It’s important to set the Compiler Options correctly. By configuring the right Compiler details, many Macros, Pragmas and Include Paths are automatically added to the project and increase the accuracy. It is important to note that not all environments will be supported with the strict parser, so look closely at the settings that are accessed under Project->Configure Project->C++ or C++(Strict) to see if your environment is supported.
Setting up Strict
In most situations, OS and Env should be set to the target machine, but there are certain assumptions that go along with this idea. If the user is developing on a Windows system, but they are building a program for a Linux operating system using GNU, Understand assumes the appropriate libraries are available on the Windows system. If the user selects Linux and GNU, Understand is going to look for library files in a different location than if the user selected Windows and MSVC. If Understand can’t find the correct header files, then the analysis will generate errors and those errors will disrupt the behavior of Understand.
There is a different selection of header files available for GCC and MSVC, but many of the headers are the same across different platforms. So long as compiler specific MACROs and headers aren’t being used, there shouldn’t be any harm in using the header files available on the development system to increase project accuracy. If compiler specific headers and MACROs are to be used, then the appropriate dependencies need to be installed on the user’s machine before the analysis errors can be resolved.
Setting up Fuzzy
Fuzzy is much simpler to set up, but as mentioned earlier, not as accurate. Simply specify which compiler you would like to use and the compiler include paths. If your compiler is not shown, email us as email@example.com and we’ll see what we can do.
If you use Visual Studio, you can specify the Visual Studio solution or project files directly and Understand will gather all the information from them. Those files can be specified during the Project Creation wizard or in Project->Configure Project->Visual Studio. It can also help to launch Understand from the Visual Studio command prompt so it will look for the right include files. Start->Microsoft Visual Studio->Tools->Command Prompt then just type “understand” to launch it if it’s on your PATH.
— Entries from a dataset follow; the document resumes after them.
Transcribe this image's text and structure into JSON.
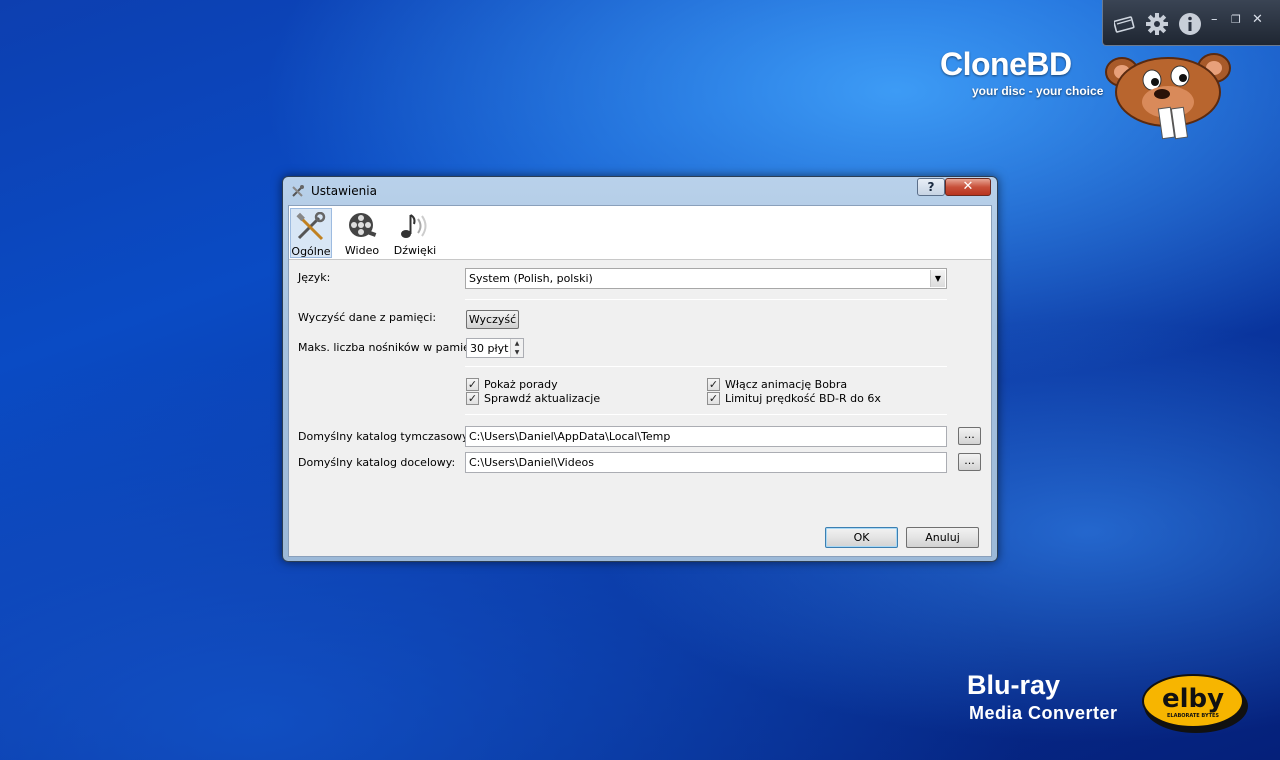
{
  "app": {
    "logo_title": "CloneBD",
    "logo_subtitle": "your disc - your choice",
    "product_line1": "Blu-ray",
    "product_line2": "Media Converter",
    "toolbar_icons": [
      "disc-icon",
      "gear-icon",
      "info-icon"
    ],
    "window_controls": [
      "minimize",
      "restore",
      "close"
    ]
  },
  "dialog": {
    "title": "Ustawienia",
    "help_label": "?",
    "close_label": "✕",
    "tabs": [
      {
        "label": "Ogólne",
        "icon": "tools-icon",
        "selected": true
      },
      {
        "label": "Wideo",
        "icon": "film-reel-icon",
        "selected": false
      },
      {
        "label": "Dźwięki",
        "icon": "music-note-icon",
        "selected": false
      }
    ],
    "language": {
      "label": "Język:",
      "value": "System (Polish, polski)"
    },
    "clear_cache": {
      "label": "Wyczyść dane z pamięci:",
      "button": "Wyczyść"
    },
    "max_media": {
      "label": "Maks. liczba nośników w pamięci:",
      "value": "30 płyt"
    },
    "checkboxes": [
      {
        "label": "Pokaż porady",
        "checked": true
      },
      {
        "label": "Sprawdź aktualizacje",
        "checked": true
      },
      {
        "label": "Włącz animację Bobra",
        "checked": true
      },
      {
        "label": "Limituj prędkość BD-R do 6x",
        "checked": true
      }
    ],
    "temp_dir": {
      "label": "Domyślny katalog tymczasowy:",
      "value": "C:\\Users\\Daniel\\AppData\\Local\\Temp",
      "browse": "..."
    },
    "target_dir": {
      "label": "Domyślny katalog docelowy:",
      "value": "C:\\Users\\Daniel\\Videos",
      "browse": "..."
    },
    "ok_label": "OK",
    "cancel_label": "Anuluj"
  },
  "colors": {
    "accent_blue": "#0b3aa8",
    "close_red": "#c8503a",
    "elby_yellow": "#f7b500"
  },
  "elby": {
    "logo_text": "elby",
    "logo_tagline": "ELABORATE BYTES"
  }
}
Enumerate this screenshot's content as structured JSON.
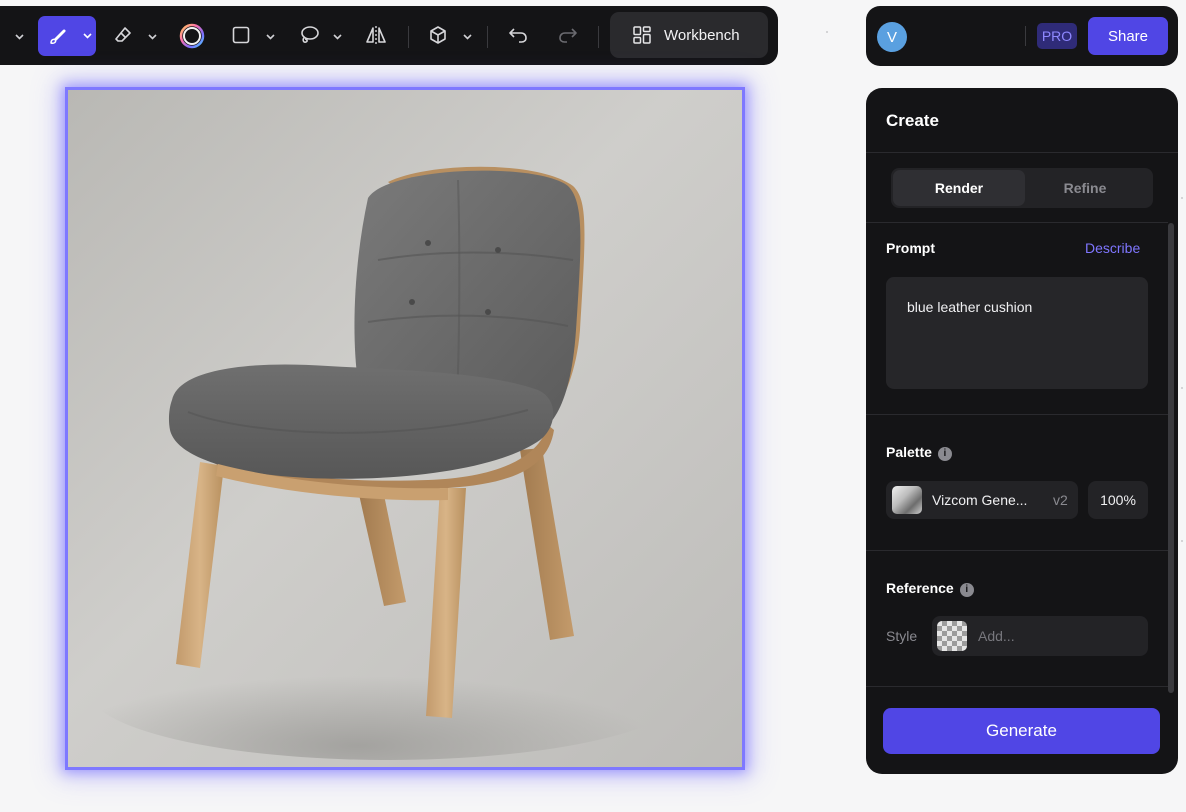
{
  "toolbar": {
    "items": [
      {
        "icon": "chevron-down-icon"
      },
      {
        "icon": "brush-icon",
        "active": true
      },
      {
        "icon": "eraser-icon"
      },
      {
        "icon": "color-ring-icon"
      },
      {
        "icon": "rectangle-icon"
      },
      {
        "icon": "lasso-icon"
      },
      {
        "icon": "mirror-icon"
      },
      {
        "icon": "cube-icon"
      },
      {
        "icon": "undo-icon"
      },
      {
        "icon": "redo-icon"
      }
    ],
    "workbench_label": "Workbench",
    "workbench_icon": "grid-icon"
  },
  "user": {
    "avatar_initial": "V",
    "avatar_color": "#5aa0e0",
    "pro_badge": "PRO",
    "share_label": "Share"
  },
  "canvas": {
    "image_description_icon": "render-image",
    "highlight_color": "#7e78ff"
  },
  "panel": {
    "title": "Create",
    "tabs": [
      {
        "label": "Render",
        "active": true
      },
      {
        "label": "Refine",
        "active": false
      }
    ],
    "prompt": {
      "label": "Prompt",
      "describe_link": "Describe",
      "text": "blue leather cushion"
    },
    "palette": {
      "label": "Palette",
      "name": "Vizcom Gene...",
      "version": "v2",
      "strength": "100%"
    },
    "reference": {
      "label": "Reference",
      "style_label": "Style",
      "placeholder": "Add..."
    },
    "generate_label": "Generate"
  },
  "colors": {
    "accent": "#5046e5",
    "panel_bg": "#141416",
    "link": "#7f76ff"
  }
}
If your project builds with GCC or G++, you can use the new Buildspy feature to hook into the build system and gather the correct data for the Understand project. More details on configuring Buildspy here, or there is a video here to get you started.
If your team uses the cross-platform build system, CMake, follow the directions here to create an Understand project as it compiles.
JSON and BEAR
Understand projects can also be created by using .json files. CMake and BEAR can be used create accurate projects from compile commands. More information can be found here
Import a log file
If your compiler can generate a log file, it can be imported into an understand project via the command line tool und. A log file is recognized by the extension “log” and has two available switches.
-cc specifies the c compiler
-cxx specifies the c++ compiler
So the command to create a new project, import the log file and analyze it would be:
> und create -languages C++ add mybuildlogfile.log -cc /usr/gcc -cxx /usr/g++ analyze myUnderstandProj.udb
Manually Setting Includes and Macros
If your project doesn’t support any of the above options, you can manually configure the Includes and Macros for the project. We’ve added a couple of new tools to identify the missing bits and make this process more intuitive.
Missing include directories can be added in Project->Configure Project->C++->Includes. The new “Search” button opens a dialog that let’s you quickly identify where the missing search files are and add those directories to the include paths for your project.
Similarly, Missing Macros can be added via Project->Configure Project->C++->Macros. The new “Undefined Macros” button opens a dialog that will let you quickly identify macros that may be missing from the project and you can specify their definitions.
In some cases, individual files or directories have their own macros and include paths that are different from other parts of the project. These can be specified by going to the file or folder in question in Project->Configure Project->Files. Right click on it, and select Configure override settings. From that dialog you can add the specifics.
Understand does a great job of parsing projects “out of the box” but if the project is more complex, there are a lot of options for adding more detail to the project configuration and ending up with a perfect analysis.